■ Stored records
..............................
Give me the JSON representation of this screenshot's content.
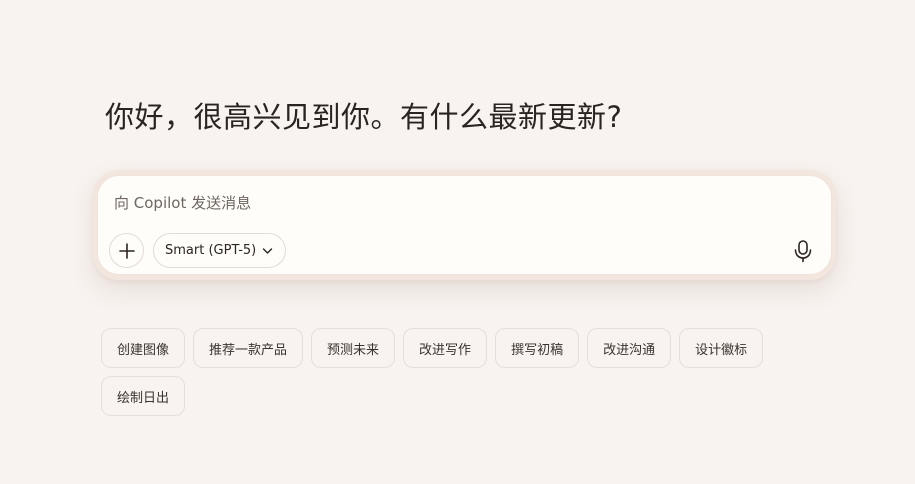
{
  "greeting": "你好，很高兴见到你。有什么最新更新?",
  "composer": {
    "placeholder": "向 Copilot 发送消息",
    "value": "",
    "add_icon": "plus-icon",
    "model_label": "Smart (GPT-5)",
    "model_dropdown_icon": "chevron-down-icon",
    "mic_icon": "microphone-icon"
  },
  "suggestions": {
    "row1": [
      "创建图像",
      "推荐一款产品",
      "预测未来",
      "改进写作",
      "撰写初稿",
      "改进沟通",
      "设计徽标"
    ],
    "row2": [
      "绘制日出"
    ]
  },
  "colors": {
    "background": "#f8f3f0",
    "composer_bg": "#fffdfa",
    "text": "#2b2420",
    "chip_border": "#e8ddd7"
  }
}
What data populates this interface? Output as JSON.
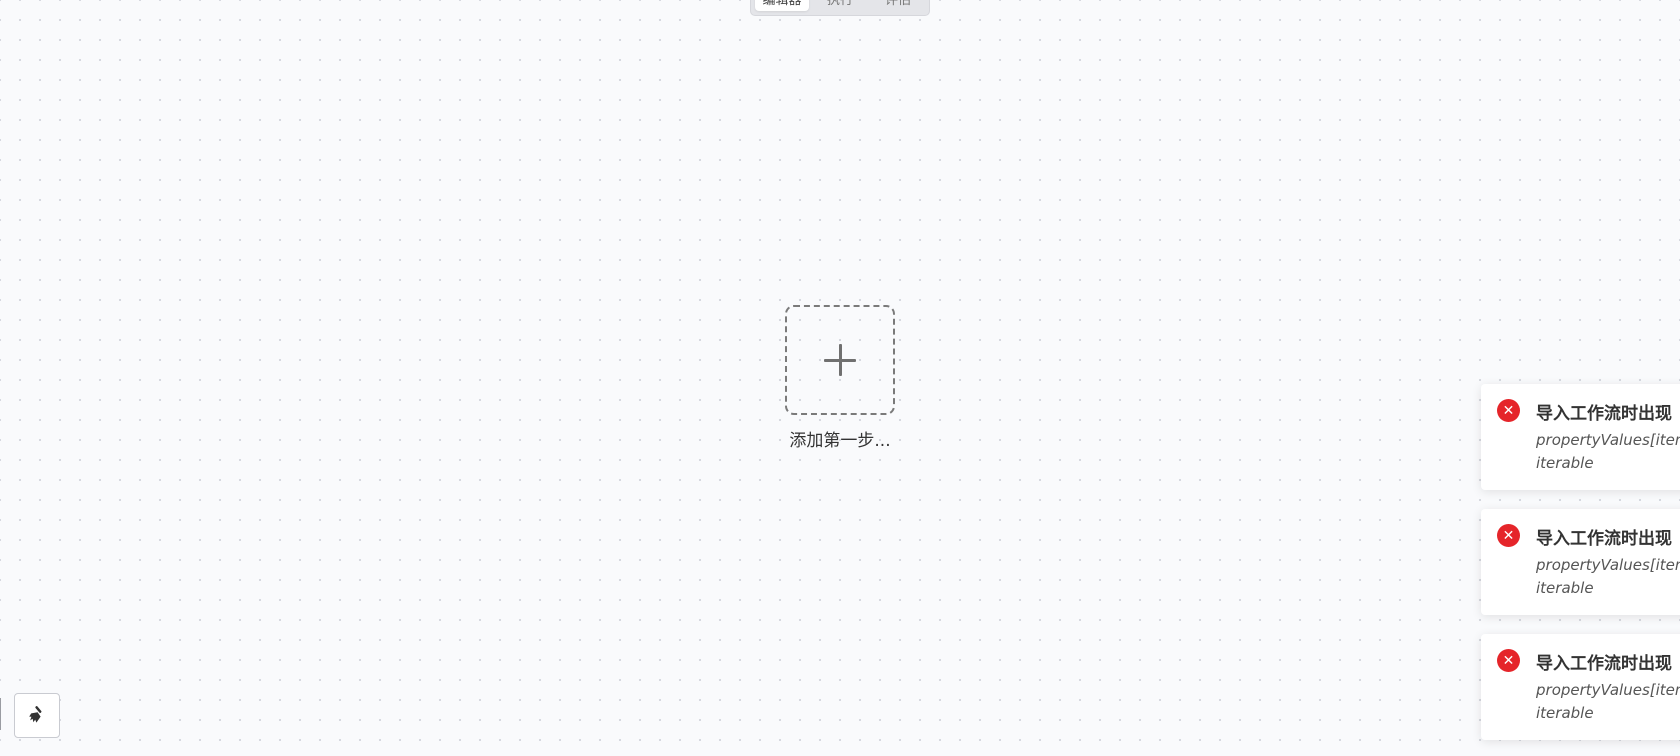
{
  "tabs": [
    {
      "label": "编辑器",
      "active": true
    },
    {
      "label": "执行",
      "active": false
    },
    {
      "label": "评估",
      "active": false
    }
  ],
  "canvas": {
    "add_step_label": "添加第一步..."
  },
  "toolbar": {
    "clean_icon": "broom-icon"
  },
  "notifications": [
    {
      "title": "导入工作流时出现",
      "message_line1": "propertyValues[item",
      "message_line2": "iterable",
      "icon": "error-icon",
      "color": "#e5252a"
    },
    {
      "title": "导入工作流时出现",
      "message_line1": "propertyValues[item",
      "message_line2": "iterable",
      "icon": "error-icon",
      "color": "#e5252a"
    },
    {
      "title": "导入工作流时出现",
      "message_line1": "propertyValues[item",
      "message_line2": "iterable",
      "icon": "error-icon",
      "color": "#e5252a"
    }
  ]
}
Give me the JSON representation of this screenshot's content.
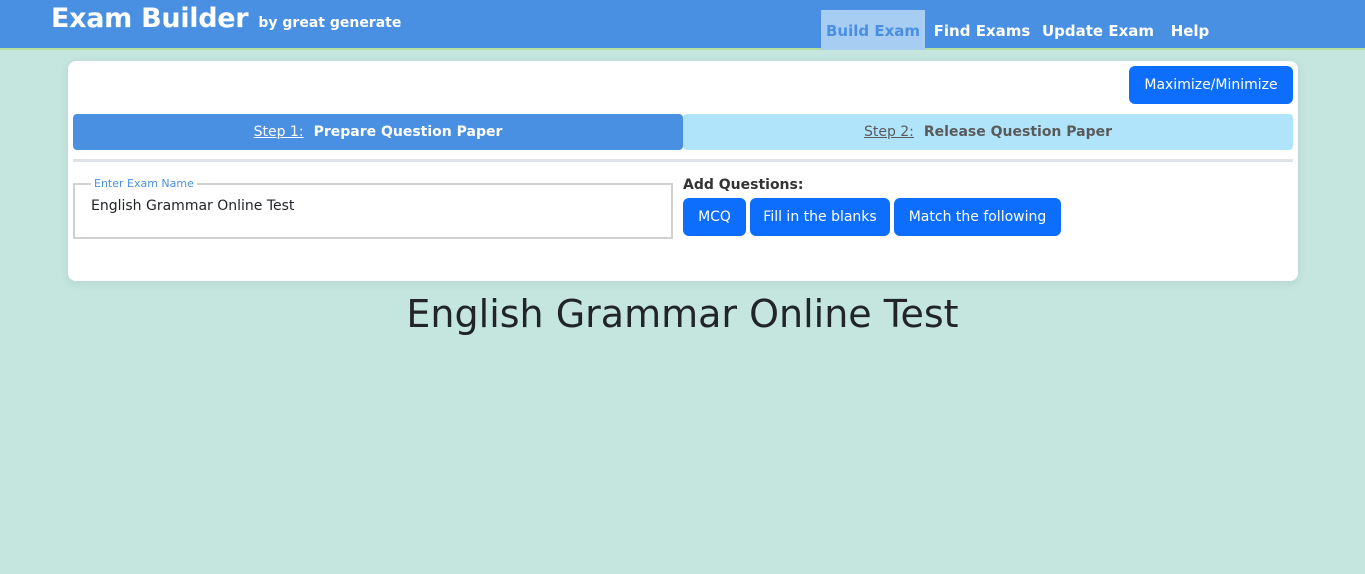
{
  "header": {
    "brand_title": "Exam Builder",
    "brand_subtitle": "by great generate",
    "nav": [
      {
        "label": "Build Exam",
        "active": true
      },
      {
        "label": "Find Exams",
        "active": false
      },
      {
        "label": "Update Exam",
        "active": false
      },
      {
        "label": "Help",
        "active": false
      }
    ]
  },
  "card": {
    "maximize_label": "Maximize/Minimize",
    "steps": [
      {
        "num": "Step 1:",
        "label": "Prepare Question Paper",
        "active": true
      },
      {
        "num": "Step 2:",
        "label": "Release Question Paper",
        "active": false
      }
    ],
    "exam_name": {
      "legend": "Enter Exam Name",
      "value": "English Grammar Online Test"
    },
    "add_questions": {
      "label": "Add Questions:",
      "buttons": [
        "MCQ",
        "Fill in the blanks",
        "Match the following"
      ]
    }
  },
  "exam_title": "English Grammar Online Test",
  "colors": {
    "navbar": "#4a90e2",
    "page_background": "#c4e6df",
    "primary_button": "#0d6efd",
    "step_active": "#4a90e2",
    "step_inactive": "#b0e4fb"
  }
}
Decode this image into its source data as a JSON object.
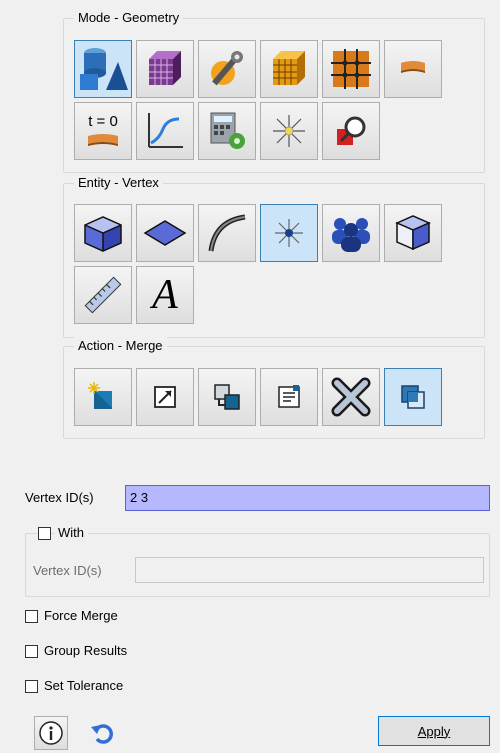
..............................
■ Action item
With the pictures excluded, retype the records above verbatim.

■ Finished exercise
Give me the JSON representation of this screenshot's content.
{
  "greeting": "你好，很高兴见到你。有什么最新更新?",
  "composer": {
    "placeholder": "向 Copilot 发送消息",
    "value": "",
    "add_icon": "plus-icon",
    "model_label": "Smart (GPT-5)",
    "model_dropdown_icon": "chevron-down-icon",
    "mic_icon": "microphone-icon"
  },
  "suggestions": {
    "row1": [
      "创建图像",
      "推荐一款产品",
      "预测未来",
      "改进写作",
      "撰写初稿",
      "改进沟通",
      "设计徽标"
    ],
    "row2": [
      "绘制日出"
    ]
  },
  "colors": {
    "background": "#f8f3f0",
    "composer_bg": "#fffdfa",
    "text": "#2b2420",
    "chip_border": "#e8ddd7"
  }
}
What data populates this interface? Output as JSON.
{
  "tabs": [
    {
      "label": "编辑器",
      "active": true
    },
    {
      "label": "执行",
      "active": false
    },
    {
      "label": "评估",
      "active": false
    }
  ],
  "canvas": {
    "add_step_label": "添加第一步..."
  },
  "toolbar": {
    "clean_icon": "broom-icon"
  },
  "notifications": [
    {
      "title": "导入工作流时出现",
      "message_line1": "propertyValues[item",
      "message_line2": "iterable",
      "icon": "error-icon",
      "color": "#e5252a"
    },
    {
      "title": "导入工作流时出现",
      "message_line1": "propertyValues[item",
      "message_line2": "iterable",
      "icon": "error-icon",
      "color": "#e5252a"
    },
    {
      "title": "导入工作流时出现",
      "message_line1": "propertyValues[item",
      "message_line2": "iterable",
      "icon": "error-icon",
      "color": "#e5252a"
    }
  ]
}
Give me the JSON representation of this screenshot's content.
{
  "header": {
    "brand_title": "Exam Builder",
    "brand_subtitle": "by great generate",
    "nav": [
      {
        "label": "Build Exam",
        "active": true
      },
      {
        "label": "Find Exams",
        "active": false
      },
      {
        "label": "Update Exam",
        "active": false
      },
      {
        "label": "Help",
        "active": false
      }
    ]
  },
  "card": {
    "maximize_label": "Maximize/Minimize",
    "steps": [
      {
        "num": "Step 1:",
        "label": "Prepare Question Paper",
        "active": true
      },
      {
        "num": "Step 2:",
        "label": "Release Question Paper",
        "active": false
      }
    ],
    "exam_name": {
      "legend": "Enter Exam Name",
      "value": "English Grammar Online Test"
    },
    "add_questions": {
      "label": "Add Questions:",
      "buttons": [
        "MCQ",
        "Fill in the blanks",
        "Match the following"
      ]
    }
  },
  "exam_title": "English Grammar Online Test",
  "colors": {
    "navbar": "#4a90e2",
    "page_background": "#c4e6df",
    "primary_button": "#0d6efd",
    "step_active": "#4a90e2",
    "step_inactive": "#b0e4fb"
  }
}
Decode this image into its source data as a JSON object.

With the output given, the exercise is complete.